Instructions to follow: Please say how many lines in the entries below hold the string "screenshot", with no other words.

Exercise inputs:
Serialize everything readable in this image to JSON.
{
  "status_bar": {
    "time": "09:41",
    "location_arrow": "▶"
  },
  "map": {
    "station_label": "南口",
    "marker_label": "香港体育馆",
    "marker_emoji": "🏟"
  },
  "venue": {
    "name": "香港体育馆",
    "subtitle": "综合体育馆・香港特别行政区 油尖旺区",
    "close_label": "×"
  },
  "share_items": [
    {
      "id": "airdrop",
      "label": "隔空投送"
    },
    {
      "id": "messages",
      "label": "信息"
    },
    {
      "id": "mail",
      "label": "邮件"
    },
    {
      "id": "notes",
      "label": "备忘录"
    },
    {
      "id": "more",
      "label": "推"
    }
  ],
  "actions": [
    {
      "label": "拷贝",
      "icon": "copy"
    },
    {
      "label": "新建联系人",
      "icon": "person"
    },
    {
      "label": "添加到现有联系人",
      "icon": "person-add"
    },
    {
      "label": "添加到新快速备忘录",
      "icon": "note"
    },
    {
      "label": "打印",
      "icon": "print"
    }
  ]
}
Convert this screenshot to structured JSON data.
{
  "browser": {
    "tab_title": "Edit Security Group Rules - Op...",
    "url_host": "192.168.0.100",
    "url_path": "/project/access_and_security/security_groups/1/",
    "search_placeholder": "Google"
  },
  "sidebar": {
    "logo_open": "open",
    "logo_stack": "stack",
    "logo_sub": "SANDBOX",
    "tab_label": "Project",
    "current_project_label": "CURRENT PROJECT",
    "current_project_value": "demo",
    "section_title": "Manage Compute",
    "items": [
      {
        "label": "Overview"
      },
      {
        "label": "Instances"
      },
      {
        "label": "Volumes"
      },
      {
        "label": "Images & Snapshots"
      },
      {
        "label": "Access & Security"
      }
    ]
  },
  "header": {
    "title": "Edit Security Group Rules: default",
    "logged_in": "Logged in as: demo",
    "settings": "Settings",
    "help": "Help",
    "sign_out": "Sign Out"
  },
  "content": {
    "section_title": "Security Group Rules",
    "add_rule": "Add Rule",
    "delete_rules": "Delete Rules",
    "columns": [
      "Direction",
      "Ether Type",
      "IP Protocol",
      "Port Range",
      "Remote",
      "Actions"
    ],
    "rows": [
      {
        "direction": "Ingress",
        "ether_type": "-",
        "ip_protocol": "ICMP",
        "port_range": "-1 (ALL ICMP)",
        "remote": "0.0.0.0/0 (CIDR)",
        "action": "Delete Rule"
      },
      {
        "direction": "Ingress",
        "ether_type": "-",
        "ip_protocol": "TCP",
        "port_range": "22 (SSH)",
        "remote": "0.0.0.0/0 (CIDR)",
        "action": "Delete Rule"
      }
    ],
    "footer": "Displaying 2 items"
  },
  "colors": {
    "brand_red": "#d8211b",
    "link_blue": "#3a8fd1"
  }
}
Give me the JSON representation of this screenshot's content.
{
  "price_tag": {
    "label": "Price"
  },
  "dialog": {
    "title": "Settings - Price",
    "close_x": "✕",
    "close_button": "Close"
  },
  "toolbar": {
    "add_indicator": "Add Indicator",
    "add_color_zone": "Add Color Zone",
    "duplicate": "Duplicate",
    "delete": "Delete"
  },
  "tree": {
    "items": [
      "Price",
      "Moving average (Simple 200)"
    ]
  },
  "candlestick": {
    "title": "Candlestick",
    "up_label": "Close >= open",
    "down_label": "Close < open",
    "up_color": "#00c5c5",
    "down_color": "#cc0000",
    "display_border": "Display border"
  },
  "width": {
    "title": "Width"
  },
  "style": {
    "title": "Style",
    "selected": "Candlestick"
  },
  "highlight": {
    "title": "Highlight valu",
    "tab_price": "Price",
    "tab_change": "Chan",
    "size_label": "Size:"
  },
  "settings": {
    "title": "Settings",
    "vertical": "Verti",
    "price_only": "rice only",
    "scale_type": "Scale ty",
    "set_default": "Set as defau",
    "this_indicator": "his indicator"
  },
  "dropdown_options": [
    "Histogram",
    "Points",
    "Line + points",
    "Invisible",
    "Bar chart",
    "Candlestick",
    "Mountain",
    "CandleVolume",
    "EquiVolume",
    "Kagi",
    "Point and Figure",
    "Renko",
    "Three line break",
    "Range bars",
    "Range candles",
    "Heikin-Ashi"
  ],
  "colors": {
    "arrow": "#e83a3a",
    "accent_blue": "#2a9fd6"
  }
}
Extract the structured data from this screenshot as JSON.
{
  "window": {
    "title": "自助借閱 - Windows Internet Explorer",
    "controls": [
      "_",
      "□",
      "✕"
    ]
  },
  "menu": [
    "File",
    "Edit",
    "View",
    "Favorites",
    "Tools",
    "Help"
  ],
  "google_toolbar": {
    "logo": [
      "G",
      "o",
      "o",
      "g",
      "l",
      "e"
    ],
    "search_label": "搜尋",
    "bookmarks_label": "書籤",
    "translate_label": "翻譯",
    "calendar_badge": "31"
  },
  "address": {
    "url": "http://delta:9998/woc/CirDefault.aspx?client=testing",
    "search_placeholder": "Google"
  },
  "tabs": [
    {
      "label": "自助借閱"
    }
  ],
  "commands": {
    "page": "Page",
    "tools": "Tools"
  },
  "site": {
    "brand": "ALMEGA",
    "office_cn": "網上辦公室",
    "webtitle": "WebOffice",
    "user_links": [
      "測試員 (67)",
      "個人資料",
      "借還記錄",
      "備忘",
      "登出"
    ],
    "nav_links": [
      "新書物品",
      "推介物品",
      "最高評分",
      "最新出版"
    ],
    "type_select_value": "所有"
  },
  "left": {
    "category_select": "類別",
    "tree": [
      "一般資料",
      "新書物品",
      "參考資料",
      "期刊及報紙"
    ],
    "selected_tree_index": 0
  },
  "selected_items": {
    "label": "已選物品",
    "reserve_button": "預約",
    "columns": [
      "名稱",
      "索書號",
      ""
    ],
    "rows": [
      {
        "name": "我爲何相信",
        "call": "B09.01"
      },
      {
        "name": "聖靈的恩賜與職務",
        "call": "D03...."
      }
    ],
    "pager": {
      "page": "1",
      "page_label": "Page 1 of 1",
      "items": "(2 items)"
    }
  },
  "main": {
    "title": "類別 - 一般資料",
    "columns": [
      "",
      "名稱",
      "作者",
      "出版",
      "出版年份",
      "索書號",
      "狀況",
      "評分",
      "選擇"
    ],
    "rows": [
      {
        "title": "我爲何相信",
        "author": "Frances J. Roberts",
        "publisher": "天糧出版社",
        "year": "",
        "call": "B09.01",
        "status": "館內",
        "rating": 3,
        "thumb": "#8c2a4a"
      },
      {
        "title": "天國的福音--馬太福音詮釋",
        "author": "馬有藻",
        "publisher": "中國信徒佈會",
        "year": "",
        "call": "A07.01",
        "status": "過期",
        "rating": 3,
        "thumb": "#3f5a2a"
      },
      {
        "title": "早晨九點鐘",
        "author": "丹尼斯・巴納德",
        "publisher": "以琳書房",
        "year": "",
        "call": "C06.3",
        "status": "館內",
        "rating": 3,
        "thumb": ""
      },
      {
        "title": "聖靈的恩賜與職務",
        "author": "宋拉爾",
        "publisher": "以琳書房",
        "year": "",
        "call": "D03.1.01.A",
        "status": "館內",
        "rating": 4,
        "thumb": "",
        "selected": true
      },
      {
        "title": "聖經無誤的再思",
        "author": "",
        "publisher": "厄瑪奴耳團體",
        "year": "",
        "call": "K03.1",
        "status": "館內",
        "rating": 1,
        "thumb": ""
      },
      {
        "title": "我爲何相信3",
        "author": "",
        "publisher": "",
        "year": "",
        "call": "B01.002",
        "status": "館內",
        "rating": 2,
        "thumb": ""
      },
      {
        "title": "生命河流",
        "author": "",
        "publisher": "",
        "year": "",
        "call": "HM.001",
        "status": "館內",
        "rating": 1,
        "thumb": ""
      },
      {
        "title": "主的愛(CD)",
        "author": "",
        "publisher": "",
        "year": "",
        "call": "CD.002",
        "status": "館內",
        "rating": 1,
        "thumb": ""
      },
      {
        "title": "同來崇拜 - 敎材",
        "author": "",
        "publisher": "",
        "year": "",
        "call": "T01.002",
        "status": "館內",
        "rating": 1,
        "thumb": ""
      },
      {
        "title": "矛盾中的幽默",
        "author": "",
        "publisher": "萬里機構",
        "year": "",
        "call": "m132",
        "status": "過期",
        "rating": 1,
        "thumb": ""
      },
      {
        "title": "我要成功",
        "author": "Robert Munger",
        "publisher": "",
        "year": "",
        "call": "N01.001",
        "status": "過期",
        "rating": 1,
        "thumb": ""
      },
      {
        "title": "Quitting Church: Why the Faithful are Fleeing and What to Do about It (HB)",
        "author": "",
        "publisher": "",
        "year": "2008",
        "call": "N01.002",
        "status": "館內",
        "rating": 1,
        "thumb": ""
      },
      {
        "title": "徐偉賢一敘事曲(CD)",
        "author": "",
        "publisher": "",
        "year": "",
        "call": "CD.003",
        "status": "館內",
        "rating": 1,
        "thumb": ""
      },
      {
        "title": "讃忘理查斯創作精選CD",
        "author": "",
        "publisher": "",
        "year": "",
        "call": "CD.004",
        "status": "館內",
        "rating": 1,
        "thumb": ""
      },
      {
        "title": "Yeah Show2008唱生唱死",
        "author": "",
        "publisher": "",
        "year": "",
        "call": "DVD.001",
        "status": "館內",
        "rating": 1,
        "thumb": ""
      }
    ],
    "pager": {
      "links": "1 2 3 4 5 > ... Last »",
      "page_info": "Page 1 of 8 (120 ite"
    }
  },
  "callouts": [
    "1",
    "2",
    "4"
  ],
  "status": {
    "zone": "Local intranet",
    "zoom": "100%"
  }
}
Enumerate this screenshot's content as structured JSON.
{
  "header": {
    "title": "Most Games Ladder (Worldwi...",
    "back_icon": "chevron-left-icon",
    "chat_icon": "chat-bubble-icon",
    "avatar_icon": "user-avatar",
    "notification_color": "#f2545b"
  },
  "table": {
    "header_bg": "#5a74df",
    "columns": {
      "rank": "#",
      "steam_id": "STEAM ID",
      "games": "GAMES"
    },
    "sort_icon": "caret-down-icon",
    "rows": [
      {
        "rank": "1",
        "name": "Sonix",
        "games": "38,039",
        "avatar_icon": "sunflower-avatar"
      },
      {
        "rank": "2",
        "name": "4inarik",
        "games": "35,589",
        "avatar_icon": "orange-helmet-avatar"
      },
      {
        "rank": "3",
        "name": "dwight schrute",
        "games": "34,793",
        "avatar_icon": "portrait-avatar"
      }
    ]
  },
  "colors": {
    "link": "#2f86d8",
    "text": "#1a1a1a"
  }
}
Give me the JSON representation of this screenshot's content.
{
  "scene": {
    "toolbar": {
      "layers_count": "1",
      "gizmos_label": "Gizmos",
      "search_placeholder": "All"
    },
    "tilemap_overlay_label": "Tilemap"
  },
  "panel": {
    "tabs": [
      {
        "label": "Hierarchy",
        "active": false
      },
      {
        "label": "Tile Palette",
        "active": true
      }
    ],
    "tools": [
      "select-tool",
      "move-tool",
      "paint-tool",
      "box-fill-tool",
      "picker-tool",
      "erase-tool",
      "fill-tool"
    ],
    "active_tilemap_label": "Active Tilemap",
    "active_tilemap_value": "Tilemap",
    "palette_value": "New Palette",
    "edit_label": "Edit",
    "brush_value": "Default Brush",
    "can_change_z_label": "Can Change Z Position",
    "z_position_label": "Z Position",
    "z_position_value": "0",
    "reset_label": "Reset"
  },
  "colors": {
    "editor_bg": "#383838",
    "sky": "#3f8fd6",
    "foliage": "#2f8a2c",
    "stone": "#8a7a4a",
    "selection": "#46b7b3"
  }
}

Expected answer: 5